Feed-forward visual processing suffices for coarse localization but fine-grained localization in an attention-demanding context needs feedback processing

Yoo, Sang-Ah ✉; Tsotsos, John K.; Fallah, Mazyar

Angol nyelvű Tudományos Szakcikk (Folyóiratcikk)
Megjelent: PLOS ONE 1932-6203 14 (9) Paper: e0223166 , 16 p. 2019
  • Pedagógiai Tudományos Bizottság: A
  • Szociológiai Tudományos Bizottság: A
  • SJR Scopus - Multidisciplinary: D1
Azonosítók
Szakterületek:
    It is well known that simple visual tasks, such as object detection or categorization, can be performed within a short period of time, suggesting the sufficiency of feed-forward visual processing. However, more complex visual tasks, such as fine-grained localization may require high-resolution information available at the early processing levels in the visual hierarchy. To access this information using a top-down approach, feedback processing would need to traverse several stages in the visual hierarchy and each step in this traversal takes processing time. In the present study, we compared the processing time required to complete object categorization and localization by varying presentation duration and complexity of natural scene stimuli. We hypothesized that performance would be asymptotic at shorter presentation durations when feed-forward processing suffices for visual tasks, whereas performance would gradually improve as images are presented longer if the tasks rely on feedback processing. In Experiment 1, where simple images were presented, both object categorization and localization performance sharply improved until 100 ms of presentation then it leveled off. These results are a replication of previously reported rapid categorization effects but they do not support the role of feedback processing in localization tasks, indicating that feed-forward processing enables coarse localization in relatively simple visual scenes.

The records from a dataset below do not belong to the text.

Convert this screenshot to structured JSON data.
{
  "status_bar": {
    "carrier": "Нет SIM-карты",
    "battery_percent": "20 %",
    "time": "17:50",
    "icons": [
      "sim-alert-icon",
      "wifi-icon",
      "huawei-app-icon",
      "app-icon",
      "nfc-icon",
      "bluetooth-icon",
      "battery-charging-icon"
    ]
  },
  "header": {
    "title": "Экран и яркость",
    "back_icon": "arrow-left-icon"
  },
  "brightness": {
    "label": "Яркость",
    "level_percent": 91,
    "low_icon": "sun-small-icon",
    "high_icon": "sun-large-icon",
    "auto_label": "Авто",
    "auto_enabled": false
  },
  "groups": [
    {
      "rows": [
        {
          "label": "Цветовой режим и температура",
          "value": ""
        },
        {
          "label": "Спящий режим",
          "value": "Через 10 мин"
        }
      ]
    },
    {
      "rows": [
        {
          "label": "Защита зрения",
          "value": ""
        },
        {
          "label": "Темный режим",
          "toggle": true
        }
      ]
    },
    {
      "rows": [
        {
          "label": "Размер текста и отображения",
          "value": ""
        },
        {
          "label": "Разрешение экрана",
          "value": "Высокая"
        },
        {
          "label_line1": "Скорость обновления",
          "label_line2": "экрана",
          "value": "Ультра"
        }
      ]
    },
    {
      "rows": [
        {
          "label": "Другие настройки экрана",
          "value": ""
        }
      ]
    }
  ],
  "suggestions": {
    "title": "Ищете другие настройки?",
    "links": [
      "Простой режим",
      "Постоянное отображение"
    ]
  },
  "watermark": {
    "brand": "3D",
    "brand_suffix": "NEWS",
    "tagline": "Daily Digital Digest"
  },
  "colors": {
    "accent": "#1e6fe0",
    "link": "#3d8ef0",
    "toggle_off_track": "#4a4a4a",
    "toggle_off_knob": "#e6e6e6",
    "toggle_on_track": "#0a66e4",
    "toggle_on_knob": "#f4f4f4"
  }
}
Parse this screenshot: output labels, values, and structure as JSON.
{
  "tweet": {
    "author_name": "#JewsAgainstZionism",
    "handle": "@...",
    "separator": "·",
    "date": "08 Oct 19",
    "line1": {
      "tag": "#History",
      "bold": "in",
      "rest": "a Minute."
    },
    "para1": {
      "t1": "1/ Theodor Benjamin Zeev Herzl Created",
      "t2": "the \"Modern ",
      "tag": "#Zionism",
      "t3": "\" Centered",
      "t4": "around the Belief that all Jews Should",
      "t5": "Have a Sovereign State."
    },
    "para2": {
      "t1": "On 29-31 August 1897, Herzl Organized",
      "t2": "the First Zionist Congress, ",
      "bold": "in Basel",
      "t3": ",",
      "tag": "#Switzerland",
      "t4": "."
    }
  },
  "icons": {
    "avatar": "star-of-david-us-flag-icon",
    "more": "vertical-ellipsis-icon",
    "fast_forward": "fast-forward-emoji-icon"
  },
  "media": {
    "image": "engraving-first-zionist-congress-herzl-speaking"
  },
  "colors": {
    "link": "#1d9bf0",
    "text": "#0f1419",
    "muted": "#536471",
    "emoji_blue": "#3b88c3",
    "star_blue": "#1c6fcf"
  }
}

In Experiment 2, the same tasks were performed but more attention-demanding and ecologically valid images were used as stimuli. Unlike in Experiment 1, both object categorization performance and localization precision gradually improved as stimulus presentation duration became longer. This finding suggests that complex visual tasks that require visual scrutiny call for top-down feedback processing.
    Hivatkozás stílusok: IEEEACMAPAChicagoHarvardCSLMásolásNyomtatás
    2021-05-08 10:10